▶ [Exercise details]:
Each line below has to be set down again exactly.

== == ==

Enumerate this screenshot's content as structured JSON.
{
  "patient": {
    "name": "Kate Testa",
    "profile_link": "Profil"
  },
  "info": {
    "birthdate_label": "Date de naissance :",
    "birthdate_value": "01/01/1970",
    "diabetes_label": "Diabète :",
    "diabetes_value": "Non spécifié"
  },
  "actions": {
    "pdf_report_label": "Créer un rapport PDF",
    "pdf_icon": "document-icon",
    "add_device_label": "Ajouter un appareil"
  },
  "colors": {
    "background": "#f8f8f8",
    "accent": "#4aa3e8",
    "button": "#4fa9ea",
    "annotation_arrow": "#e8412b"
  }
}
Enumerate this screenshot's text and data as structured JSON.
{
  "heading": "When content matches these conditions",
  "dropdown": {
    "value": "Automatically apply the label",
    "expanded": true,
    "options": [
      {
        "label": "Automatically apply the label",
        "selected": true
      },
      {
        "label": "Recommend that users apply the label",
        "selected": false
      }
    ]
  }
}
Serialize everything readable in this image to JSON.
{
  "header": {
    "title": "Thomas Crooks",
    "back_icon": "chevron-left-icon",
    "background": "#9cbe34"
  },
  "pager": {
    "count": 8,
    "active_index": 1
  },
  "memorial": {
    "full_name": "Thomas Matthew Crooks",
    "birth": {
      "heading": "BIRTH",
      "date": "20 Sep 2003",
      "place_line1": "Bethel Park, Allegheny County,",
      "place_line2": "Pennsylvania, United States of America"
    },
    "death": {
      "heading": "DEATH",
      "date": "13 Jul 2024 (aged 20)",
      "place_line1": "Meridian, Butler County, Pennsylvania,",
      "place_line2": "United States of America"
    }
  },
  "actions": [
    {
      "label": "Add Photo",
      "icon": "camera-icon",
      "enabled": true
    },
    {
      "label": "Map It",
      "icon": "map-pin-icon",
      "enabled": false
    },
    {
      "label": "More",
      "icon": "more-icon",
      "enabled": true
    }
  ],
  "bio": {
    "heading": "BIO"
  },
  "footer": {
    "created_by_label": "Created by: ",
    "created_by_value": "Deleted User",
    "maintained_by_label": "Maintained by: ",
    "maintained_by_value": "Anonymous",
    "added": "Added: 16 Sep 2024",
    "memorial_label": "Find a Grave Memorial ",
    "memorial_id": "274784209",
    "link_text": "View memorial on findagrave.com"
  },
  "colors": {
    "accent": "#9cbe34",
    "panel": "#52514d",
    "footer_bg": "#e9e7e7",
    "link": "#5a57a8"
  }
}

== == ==

▶ [Response to this exercise]:
Enumerate this screenshot's content as structured JSON.
{
  "patient": {
    "name": "Kate Testa",
    "profile_link": "Profil"
  },
  "info": {
    "birthdate_label": "Date de naissance :",
    "birthdate_value": "01/01/1970",
    "diabetes_label": "Diabète :",
    "diabetes_value": "Non spécifié"
  },
  "actions": {
    "pdf_report_label": "Créer un rapport PDF",
    "pdf_icon": "document-icon",
    "add_device_label": "Ajouter un appareil"
  },
  "colors": {
    "background": "#f8f8f8",
    "accent": "#4aa3e8",
    "button": "#4fa9ea",
    "annotation_arrow": "#e8412b"
  }
}
Enumerate this screenshot's text and data as structured JSON.
{
  "heading": "When content matches these conditions",
  "dropdown": {
    "value": "Automatically apply the label",
    "expanded": true,
    "options": [
      {
        "label": "Automatically apply the label",
        "selected": true
      },
      {
        "label": "Recommend that users apply the label",
        "selected": false
      }
    ]
  }
}
Serialize everything readable in this image to JSON.
{
  "header": {
    "title": "Thomas Crooks",
    "back_icon": "chevron-left-icon",
    "background": "#9cbe34"
  },
  "pager": {
    "count": 8,
    "active_index": 1
  },
  "memorial": {
    "full_name": "Thomas Matthew Crooks",
    "birth": {
      "heading": "BIRTH",
      "date": "20 Sep 2003",
      "place_line1": "Bethel Park, Allegheny County,",
      "place_line2": "Pennsylvania, United States of America"
    },
    "death": {
      "heading": "DEATH",
      "date": "13 Jul 2024 (aged 20)",
      "place_line1": "Meridian, Butler County, Pennsylvania,",
      "place_line2": "United States of America"
    }
  },
  "actions": [
    {
      "label": "Add Photo",
      "icon": "camera-icon",
      "enabled": true
    },
    {
      "label": "Map It",
      "icon": "map-pin-icon",
      "enabled": false
    },
    {
      "label": "More",
      "icon": "more-icon",
      "enabled": true
    }
  ],
  "bio": {
    "heading": "BIO"
  },
  "footer": {
    "created_by_label": "Created by: ",
    "created_by_value": "Deleted User",
    "maintained_by_label": "Maintained by: ",
    "maintained_by_value": "Anonymous",
    "added": "Added: 16 Sep 2024",
    "memorial_label": "Find a Grave Memorial ",
    "memorial_id": "274784209",
    "link_text": "View memorial on findagrave.com"
  },
  "colors": {
    "accent": "#9cbe34",
    "panel": "#52514d",
    "footer_bg": "#e9e7e7",
    "link": "#5a57a8"
  }
}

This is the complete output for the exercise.